Dataset rows for apps and sites
____________
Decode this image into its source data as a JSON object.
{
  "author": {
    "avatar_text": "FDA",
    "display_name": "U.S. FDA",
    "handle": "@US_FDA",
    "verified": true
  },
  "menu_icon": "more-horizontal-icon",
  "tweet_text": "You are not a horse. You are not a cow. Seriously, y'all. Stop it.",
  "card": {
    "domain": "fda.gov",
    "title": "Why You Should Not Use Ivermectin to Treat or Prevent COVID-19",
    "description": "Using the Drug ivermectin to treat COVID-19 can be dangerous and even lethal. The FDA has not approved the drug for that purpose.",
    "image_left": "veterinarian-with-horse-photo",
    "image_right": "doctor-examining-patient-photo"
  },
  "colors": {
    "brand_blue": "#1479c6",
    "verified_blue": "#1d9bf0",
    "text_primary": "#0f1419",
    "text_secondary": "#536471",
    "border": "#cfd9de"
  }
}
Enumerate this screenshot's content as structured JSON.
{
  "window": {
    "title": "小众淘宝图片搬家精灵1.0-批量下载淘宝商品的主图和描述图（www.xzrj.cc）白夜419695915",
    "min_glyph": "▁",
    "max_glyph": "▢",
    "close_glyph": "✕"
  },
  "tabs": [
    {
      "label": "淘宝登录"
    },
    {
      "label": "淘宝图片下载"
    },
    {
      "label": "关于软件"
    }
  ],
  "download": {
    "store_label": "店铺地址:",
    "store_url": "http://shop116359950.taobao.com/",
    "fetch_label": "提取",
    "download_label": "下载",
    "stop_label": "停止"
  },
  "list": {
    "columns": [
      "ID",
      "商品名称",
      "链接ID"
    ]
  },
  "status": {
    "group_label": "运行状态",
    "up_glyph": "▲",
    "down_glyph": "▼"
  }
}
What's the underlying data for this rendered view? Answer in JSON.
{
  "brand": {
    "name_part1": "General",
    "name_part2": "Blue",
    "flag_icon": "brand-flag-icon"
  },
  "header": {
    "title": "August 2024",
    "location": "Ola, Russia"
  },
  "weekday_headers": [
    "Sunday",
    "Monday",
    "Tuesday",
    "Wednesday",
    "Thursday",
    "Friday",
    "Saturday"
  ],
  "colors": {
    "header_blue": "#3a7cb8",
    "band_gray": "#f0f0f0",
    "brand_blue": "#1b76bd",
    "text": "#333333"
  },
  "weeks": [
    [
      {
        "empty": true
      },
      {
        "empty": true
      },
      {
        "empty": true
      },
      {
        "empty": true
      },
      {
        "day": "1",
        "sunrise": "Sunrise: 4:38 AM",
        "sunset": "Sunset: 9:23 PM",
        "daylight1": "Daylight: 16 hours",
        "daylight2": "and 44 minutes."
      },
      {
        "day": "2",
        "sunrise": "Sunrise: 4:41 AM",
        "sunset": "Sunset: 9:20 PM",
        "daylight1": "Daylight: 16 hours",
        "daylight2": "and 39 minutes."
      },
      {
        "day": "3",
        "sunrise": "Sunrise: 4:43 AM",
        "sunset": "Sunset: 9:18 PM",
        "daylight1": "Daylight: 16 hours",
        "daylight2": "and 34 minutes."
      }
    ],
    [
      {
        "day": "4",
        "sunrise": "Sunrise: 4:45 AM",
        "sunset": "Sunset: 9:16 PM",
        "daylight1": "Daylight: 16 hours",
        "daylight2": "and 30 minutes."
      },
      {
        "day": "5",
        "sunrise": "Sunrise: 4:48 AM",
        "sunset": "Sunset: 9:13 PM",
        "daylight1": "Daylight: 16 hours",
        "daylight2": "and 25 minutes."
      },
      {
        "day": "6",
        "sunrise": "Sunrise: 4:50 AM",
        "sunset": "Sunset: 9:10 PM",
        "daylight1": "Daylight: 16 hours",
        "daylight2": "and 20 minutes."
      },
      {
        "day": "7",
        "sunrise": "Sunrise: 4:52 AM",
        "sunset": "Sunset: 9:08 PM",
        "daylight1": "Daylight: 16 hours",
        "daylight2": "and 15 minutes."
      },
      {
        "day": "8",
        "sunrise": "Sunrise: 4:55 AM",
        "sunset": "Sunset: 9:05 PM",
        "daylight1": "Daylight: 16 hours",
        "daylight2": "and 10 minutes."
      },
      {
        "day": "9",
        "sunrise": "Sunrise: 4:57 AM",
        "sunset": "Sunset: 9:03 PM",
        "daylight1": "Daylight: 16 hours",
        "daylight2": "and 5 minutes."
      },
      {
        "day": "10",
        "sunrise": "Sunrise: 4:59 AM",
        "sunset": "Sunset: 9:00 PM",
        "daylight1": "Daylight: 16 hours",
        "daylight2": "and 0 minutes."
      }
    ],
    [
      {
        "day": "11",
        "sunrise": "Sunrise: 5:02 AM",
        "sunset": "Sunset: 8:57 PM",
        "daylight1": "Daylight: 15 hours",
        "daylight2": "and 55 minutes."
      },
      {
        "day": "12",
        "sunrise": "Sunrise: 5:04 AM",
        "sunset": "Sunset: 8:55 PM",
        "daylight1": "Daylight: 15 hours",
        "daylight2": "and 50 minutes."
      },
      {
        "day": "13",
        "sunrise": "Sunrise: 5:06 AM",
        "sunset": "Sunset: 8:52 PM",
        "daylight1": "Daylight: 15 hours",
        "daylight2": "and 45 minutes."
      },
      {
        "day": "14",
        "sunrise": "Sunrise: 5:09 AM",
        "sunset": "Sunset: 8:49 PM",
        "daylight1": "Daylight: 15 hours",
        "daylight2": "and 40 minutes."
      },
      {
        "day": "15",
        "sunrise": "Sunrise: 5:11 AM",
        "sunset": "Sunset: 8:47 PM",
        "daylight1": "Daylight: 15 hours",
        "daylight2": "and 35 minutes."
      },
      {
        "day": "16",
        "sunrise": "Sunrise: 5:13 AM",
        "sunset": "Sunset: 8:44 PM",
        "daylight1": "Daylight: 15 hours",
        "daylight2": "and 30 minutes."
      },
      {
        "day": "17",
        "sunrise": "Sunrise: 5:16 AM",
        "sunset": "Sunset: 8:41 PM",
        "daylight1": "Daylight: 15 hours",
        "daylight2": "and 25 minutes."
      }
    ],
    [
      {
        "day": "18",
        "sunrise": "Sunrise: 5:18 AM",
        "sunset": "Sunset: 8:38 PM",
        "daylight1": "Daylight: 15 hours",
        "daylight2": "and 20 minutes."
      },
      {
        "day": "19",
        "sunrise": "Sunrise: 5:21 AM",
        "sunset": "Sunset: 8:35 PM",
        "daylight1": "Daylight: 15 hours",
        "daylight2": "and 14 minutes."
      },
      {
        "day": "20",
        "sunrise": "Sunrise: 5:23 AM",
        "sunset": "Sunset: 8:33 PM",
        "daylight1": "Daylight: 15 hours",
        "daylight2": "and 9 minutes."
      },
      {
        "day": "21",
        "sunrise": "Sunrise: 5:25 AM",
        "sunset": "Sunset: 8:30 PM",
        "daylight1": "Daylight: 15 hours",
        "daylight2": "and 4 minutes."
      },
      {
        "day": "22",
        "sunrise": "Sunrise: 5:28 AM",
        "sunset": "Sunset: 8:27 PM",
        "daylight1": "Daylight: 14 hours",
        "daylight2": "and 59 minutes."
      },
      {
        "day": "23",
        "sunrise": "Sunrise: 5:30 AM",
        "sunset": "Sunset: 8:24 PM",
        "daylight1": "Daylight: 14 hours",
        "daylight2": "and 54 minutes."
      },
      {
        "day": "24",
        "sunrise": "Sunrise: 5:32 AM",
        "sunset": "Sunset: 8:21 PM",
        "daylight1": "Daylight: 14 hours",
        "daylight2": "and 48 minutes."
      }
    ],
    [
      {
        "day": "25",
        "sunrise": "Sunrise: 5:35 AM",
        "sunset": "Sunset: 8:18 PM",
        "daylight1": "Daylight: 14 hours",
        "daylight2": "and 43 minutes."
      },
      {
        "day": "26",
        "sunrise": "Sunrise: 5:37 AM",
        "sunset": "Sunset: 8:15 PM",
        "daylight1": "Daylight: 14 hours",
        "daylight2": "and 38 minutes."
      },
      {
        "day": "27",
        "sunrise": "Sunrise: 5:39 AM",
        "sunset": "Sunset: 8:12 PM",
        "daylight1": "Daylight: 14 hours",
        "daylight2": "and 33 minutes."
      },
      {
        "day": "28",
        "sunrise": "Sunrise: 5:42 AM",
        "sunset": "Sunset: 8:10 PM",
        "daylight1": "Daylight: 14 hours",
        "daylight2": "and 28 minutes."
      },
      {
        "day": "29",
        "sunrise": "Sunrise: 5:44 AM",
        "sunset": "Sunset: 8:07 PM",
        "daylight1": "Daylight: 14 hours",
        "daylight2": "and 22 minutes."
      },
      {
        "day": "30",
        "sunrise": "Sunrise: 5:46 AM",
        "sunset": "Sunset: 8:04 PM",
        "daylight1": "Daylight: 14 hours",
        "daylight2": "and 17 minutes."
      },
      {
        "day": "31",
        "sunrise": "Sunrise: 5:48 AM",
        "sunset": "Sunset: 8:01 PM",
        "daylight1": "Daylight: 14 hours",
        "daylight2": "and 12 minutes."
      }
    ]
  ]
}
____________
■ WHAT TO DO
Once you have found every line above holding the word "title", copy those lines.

■ REPLY TO THE TASK
    "title": "Why You Should Not Use Ivermectin to Treat or Prevent COVID-19",
    "title": "小众淘宝图片搬家精灵1.0-批量下载淘宝商品的主图和描述图（www.xzrj.cc）白夜419695915",
    "title": "August 2024",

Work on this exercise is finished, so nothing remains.